police (exhibit I) which was produced by the state with the accused’s consent as indicated by his defence counsel.
In that statement, which the accused belatedly tried to challenge he stated,
“I came out of the kitchen hut and the deceased threw a traditional stool at me and I caught it and I struck him with it once on the head, from there I ran away.”
In our well considered assessment we found the story told by Princess Ncube, easy to follow and well told. Her cross-examination merely re-affirmed her position in her evidence in chief. It was extremely difficult for us to find any meaningful flaws in her testimony. We are more than satisfied she narrated the truth of what happened during that evening.
The evidence of the accused
The story told by the accused was largely consistent with his defence outline which was to the effect that he pushed the deceased who was about to strike him with a stool and the deceased fell onto the stool thereby injuring himself with the stool.
The first difficulty with the accused’s stance is that his story found no support from none of the three other persons who saw what happened;viz the deceased, Sitokisi and Princess. Worse still the accused’s explanation runs against portions of his own warned and cautioned statement which are self incriminatory and supportive of the remarks made by the deceased, heard by Sitokisi and seen by Princess.
We concluded it would be an idle appreciation of the events of the evening in question if we were going to be detained by the story told by the accused. It was far from convincing and we were unanimously convinced the accused was merely clutching on straws to save himself from the obvious result of his actions on the day in question. We had no hesitation in rejecting his story.
At the time the assault took place the accused was 29 years old and the deceased was 79 years old. Accepted, the accused had partaken of liquor and in his own words, he was not very drunk. “Not very drunk” is a phrase which means nothing unless further explained.

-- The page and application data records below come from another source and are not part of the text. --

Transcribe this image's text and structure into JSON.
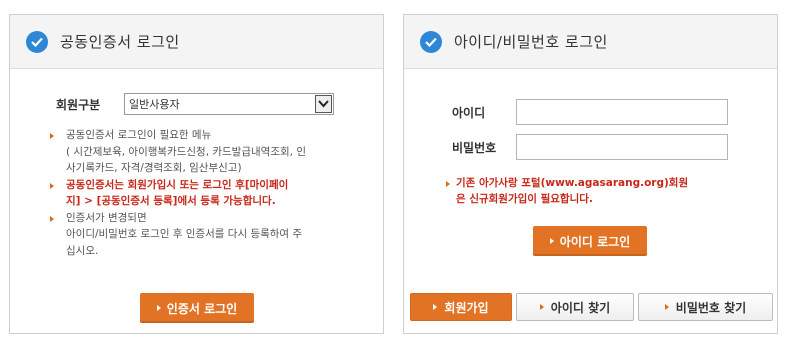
{
  "cert_login": {
    "title": "공동인증서 로그인",
    "member_type_label": "회원구분",
    "member_type_selected": "일반사용자",
    "notes": [
      {
        "style": "plain",
        "lines": [
          "공동인증서 로그인이 필요한 메뉴",
          "( 시간제보육, 아이행복카드신청, 카드발급내역조회, 인",
          "사기록카드, 자격/경력조회, 임산부신고)"
        ]
      },
      {
        "style": "red",
        "lines": [
          "공동인증서는 회원가입시 또는 로그인 후[마이페이",
          "지] > [공동인증서 등록]에서 등록 가능합니다."
        ]
      },
      {
        "style": "plain",
        "lines": [
          "인증서가 변경되면",
          "아이디/비밀번호 로그인 후 인증서를 다시 등록하여 주",
          "십시오."
        ]
      }
    ],
    "button_label": "인증서 로그인"
  },
  "id_login": {
    "title": "아이디/비밀번호 로그인",
    "id_label": "아이디",
    "id_value": "",
    "pw_label": "비밀번호",
    "pw_value": "",
    "notice_lines": [
      "기존 아가사랑 포털(www.agasarang.org)회원",
      "은 신규회원가입이 필요합니다."
    ],
    "button_label": "아이디 로그인",
    "join_label": "회원가입",
    "find_id_label": "아이디 찾기",
    "find_pw_label": "비밀번호 찾기"
  },
  "colors": {
    "accent_orange": "#e37324",
    "check_blue": "#2e86d6",
    "notice_red": "#c8281b"
  },
  "icons": {
    "panel_header": "check-circle-icon",
    "button_prefix": "arrow-right-icon",
    "select": "chevron-down-icon"
  }
}
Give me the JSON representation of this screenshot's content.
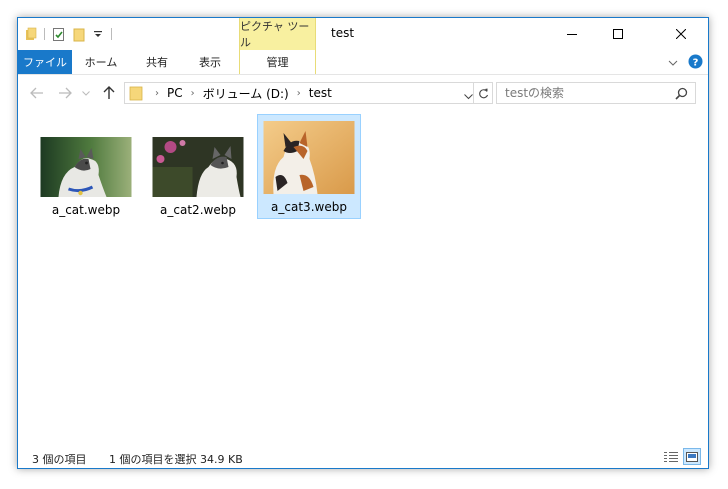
{
  "window": {
    "title": "test"
  },
  "titlebar": {
    "context_tab_header": "ピクチャ ツール"
  },
  "ribbon": {
    "tabs": [
      "ファイル",
      "ホーム",
      "共有",
      "表示",
      "管理"
    ]
  },
  "address": {
    "crumbs": [
      "PC",
      "ボリューム (D:)",
      "test"
    ]
  },
  "search": {
    "placeholder": "testの検索"
  },
  "files": [
    {
      "name": "a_cat.webp",
      "selected": false
    },
    {
      "name": "a_cat2.webp",
      "selected": false
    },
    {
      "name": "a_cat3.webp",
      "selected": true
    }
  ],
  "status": {
    "count": "3 個の項目",
    "selection": "1 個の項目を選択  34.9 KB"
  },
  "colors": {
    "accent": "#1979ca",
    "context_tab": "#f8f0a0",
    "selection": "#cce8ff"
  }
}
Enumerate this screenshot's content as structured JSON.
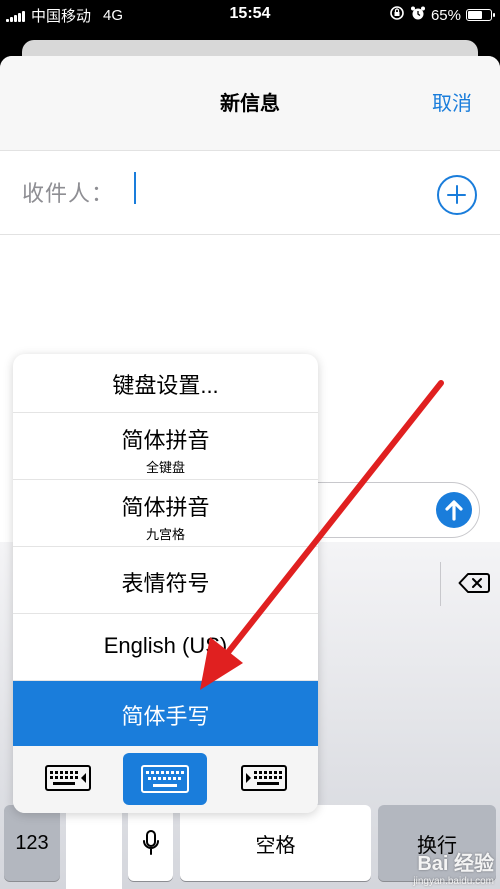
{
  "status_bar": {
    "carrier": "中国移动",
    "network": "4G",
    "time": "15:54",
    "battery": "65%",
    "battery_level": 0.65
  },
  "nav": {
    "title": "新信息",
    "cancel_label": "取消"
  },
  "recipient": {
    "label": "收件人："
  },
  "input_menu": {
    "items": [
      {
        "label": "键盘设置...",
        "sub": ""
      },
      {
        "label": "简体拼音",
        "sub": "全键盘"
      },
      {
        "label": "简体拼音",
        "sub": "九宫格"
      },
      {
        "label": "表情符号",
        "sub": ""
      },
      {
        "label": "English (US)",
        "sub": ""
      },
      {
        "label": "简体手写",
        "sub": "",
        "selected": true
      }
    ],
    "selected_color": "#1a7ddb"
  },
  "keyboard": {
    "numbers_label": "123",
    "space_label": "空格",
    "return_label": "换行"
  },
  "watermark": {
    "brand": "Bai 经验",
    "url": "jingyan.baidu.com"
  },
  "colors": {
    "accent": "#1a7ddb",
    "annotation_arrow": "#e02020"
  }
}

To try and establish the state of his sobriety, the court did enquire from the accused person who put issues beyond further doubt by saying although he was drunk he knew what he was doing. Both princess and Sitokisi confirmed he accused person knew what he was doing. The accused’s detailed explanation of what happened, which explanation is consistent with the evidence of the two state witnesses suggest the accused was in full control of his faculties.
With his normal sobriety, the accused firstly provoked the situation by insulting his father by starting the argument, went further to use obscene language regarding his father. When the deceased decided to leave the kitchen hut to go to retire the accused picked up a home made stool weighing 2,825kgs and hit the deceased on the head thereby causing a serious head injury. It is impossible to imagine that given the disparities in ages between the deceased and the accused and the weight of the stool,
the accused did not foresee that if he used such a stool on the head of his father, he would seriously injure him. The head, being a delicate organ of a human being, the assault was, purposeful, it was meant to injure and it did injure the deceased. The accused must have foreseen and was reckless as to whether death would occur from his aggressive conduct.
In the final analysis, our unanimous conclusion is inescapable that the accused constructively caused the death of his father. He is accordingly found guilty of murder with constructive intent.
Criminal Division of the Attorney-General’s Officefor the state
Dube and Partnersfor accused